Here’s an orthographic projection of the image above, showing what the scene would look like on Mercury — that is, if it was ever fully lit by the Sun, which it isn’t.
Many of the craters on Mercury’s north pole have recently been named after famous artists, authors and composers, such as Kandinsky, Stieglitz, Goethe, and even one named after J.R.R. Tolkien. You can see an annotated image showing the names of Mercury’s north polar craters here.
On November 29, NASA will host a news conference at 2 p.m. EST to reveal new observations from MESSENGER, the first spacecraft to orbit Mercury. The news conference will be carried live on NASA Television and the agency’s website… you can tune in on NASA TV here.
Image credits: NASA/Johns Hopkins University Applied Physics Laboratory/Carnegie Institution of Washington
The Earth has a magnetic field, known as the magnetosphere, that protects our planet from the particles of the solar winds. One point of that field is known as the Magnetic North Pole. The Magnetic North Pole is not the geographic North Pole; it is actually hundreds of miles south of the geographic North Pole and north of Canada.

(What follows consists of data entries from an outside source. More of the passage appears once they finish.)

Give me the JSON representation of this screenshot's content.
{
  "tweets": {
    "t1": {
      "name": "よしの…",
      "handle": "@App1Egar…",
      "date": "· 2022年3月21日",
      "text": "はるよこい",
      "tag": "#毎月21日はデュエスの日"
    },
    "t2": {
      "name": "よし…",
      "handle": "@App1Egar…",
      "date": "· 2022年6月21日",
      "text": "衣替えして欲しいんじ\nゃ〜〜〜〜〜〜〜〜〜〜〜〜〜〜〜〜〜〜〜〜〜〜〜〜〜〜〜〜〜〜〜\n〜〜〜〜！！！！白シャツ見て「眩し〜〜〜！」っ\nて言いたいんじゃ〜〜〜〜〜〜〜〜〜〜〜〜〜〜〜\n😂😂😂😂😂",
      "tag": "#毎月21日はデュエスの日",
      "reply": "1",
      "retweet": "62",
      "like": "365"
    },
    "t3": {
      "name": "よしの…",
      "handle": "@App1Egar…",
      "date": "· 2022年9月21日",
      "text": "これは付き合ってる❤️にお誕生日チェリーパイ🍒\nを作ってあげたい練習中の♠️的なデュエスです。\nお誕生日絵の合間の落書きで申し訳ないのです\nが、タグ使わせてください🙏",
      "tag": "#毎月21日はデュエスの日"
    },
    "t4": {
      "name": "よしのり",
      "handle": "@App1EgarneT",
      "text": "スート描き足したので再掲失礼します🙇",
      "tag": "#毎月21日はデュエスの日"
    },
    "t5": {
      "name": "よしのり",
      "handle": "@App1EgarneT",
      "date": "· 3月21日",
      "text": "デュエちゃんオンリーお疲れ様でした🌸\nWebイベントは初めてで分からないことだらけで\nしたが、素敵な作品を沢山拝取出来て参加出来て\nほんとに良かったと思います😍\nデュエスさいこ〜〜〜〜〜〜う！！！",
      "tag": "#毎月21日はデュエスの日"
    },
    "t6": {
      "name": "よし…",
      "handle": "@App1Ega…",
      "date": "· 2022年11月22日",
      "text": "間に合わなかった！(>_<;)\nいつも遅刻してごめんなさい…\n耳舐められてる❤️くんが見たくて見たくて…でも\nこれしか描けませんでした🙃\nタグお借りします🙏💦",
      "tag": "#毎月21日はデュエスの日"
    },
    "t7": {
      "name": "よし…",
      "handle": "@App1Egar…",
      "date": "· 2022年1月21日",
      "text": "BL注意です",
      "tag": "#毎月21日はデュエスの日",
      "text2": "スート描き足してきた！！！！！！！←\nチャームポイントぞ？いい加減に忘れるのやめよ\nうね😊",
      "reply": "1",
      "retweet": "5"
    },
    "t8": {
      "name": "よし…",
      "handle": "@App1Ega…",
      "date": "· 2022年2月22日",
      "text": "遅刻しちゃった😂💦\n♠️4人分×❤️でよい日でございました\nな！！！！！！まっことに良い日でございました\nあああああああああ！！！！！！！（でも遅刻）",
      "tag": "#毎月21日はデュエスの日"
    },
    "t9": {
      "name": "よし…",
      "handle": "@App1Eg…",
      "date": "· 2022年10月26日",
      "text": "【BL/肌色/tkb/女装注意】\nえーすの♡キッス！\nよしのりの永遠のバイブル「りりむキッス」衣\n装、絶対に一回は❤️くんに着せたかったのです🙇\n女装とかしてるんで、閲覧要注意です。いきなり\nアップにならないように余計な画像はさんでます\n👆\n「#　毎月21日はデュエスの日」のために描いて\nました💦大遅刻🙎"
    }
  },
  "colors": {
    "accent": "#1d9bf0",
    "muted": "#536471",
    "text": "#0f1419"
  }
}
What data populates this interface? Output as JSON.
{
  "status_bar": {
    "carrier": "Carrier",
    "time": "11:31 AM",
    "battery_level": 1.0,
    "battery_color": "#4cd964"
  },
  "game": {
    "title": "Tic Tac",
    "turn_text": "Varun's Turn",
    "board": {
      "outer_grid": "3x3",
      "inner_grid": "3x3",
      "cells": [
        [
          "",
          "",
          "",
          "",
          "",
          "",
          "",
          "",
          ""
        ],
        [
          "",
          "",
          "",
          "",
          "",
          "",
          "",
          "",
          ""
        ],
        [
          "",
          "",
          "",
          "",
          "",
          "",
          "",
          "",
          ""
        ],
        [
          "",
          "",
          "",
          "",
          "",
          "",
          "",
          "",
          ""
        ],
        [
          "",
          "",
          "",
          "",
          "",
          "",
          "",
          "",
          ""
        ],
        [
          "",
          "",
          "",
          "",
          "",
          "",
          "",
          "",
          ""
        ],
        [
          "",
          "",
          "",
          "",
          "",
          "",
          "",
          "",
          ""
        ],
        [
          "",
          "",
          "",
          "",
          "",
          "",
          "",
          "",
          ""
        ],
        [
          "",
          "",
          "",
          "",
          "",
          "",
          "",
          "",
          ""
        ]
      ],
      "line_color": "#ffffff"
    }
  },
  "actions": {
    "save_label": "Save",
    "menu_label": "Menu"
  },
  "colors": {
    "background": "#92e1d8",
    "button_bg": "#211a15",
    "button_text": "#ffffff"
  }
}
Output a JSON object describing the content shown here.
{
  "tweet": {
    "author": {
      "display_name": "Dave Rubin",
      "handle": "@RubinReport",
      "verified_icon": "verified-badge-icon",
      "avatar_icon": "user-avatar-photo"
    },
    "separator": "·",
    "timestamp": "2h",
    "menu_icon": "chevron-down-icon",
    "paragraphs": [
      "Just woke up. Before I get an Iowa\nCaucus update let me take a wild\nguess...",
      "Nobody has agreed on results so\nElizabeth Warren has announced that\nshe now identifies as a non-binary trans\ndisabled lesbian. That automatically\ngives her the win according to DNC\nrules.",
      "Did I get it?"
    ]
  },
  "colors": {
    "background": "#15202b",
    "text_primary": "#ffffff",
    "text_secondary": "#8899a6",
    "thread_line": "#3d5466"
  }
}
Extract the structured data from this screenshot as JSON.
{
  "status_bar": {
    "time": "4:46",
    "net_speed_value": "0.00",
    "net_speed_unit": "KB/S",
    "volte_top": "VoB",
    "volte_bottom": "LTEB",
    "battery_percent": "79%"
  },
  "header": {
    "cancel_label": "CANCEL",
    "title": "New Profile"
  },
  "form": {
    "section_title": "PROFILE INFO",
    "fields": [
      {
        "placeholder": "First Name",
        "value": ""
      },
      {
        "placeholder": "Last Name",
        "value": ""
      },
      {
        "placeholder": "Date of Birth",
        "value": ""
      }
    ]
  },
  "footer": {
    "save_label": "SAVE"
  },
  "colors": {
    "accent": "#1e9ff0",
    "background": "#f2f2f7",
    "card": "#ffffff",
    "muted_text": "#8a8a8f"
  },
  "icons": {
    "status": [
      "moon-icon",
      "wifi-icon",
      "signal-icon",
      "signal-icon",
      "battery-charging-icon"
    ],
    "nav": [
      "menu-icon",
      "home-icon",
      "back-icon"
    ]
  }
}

Hundreds of years ago, European navigators believed that the needles of compasses were attracted to some “magnetic mountain” or “island” thought to be located in the far north. Some also believed that the needles could be attracted to the Pole Star, which is part of the Ursa Minor constellation and has long been used in navigation. One English philosopher, William Gilbert, proposed that the Earth acts like a giant magnet; he also was the first person to state that the Earth’s magnetic field points vertically downward at the Magnetic North Pole. It took hundreds of years before scientists came to properly understand our planet’s magnetic field, although this is known to be correct now.
All magnets have two poles, like the “plus” and “minus” signs found on batteries. Instead of these locations being named plus and minus though, they were named the North and South Magnetic Poles. It is toward the Magnetic North Pole that your compass points not the geographic North Pole, which makes sense considering it utilizes magnets to determine direction. At the Magnetic North Pole, the magnetic fields points down vertically; in other words it has a 90° “dip” toward the Earth’s surface. The counterpart of the Magnetic North Pole is the Magnetic South Pole. Because the Earth’s magnetic field is not perfectly symmetrical, the magnetic fields are not antipodal. That means that if you draw a straight line between them, it does not pass through the Earth’s center. It is off by approximately 530 km. The North and South Magnetic Poles are also known as Magnetic Dip Poles because they “dip” at a 90° angle towards the Earth.
The Magnetic North Pole continues to move around. According to the Geological Survey of Canada, which routinely studies the Magnetic North Pole, the pole moves as much as 40 km per year. It also moves daily. Every day, the Magnetic North Pole has an elliptical movement of approximately 80 km from the average point of its center. That means when you are using a compass, you have to be aware of the difference between magnetic north and geographic north.
For more information, check out the Magnetic North Pole and geomagnetism.
Astronomy Cast has an episode on Earth.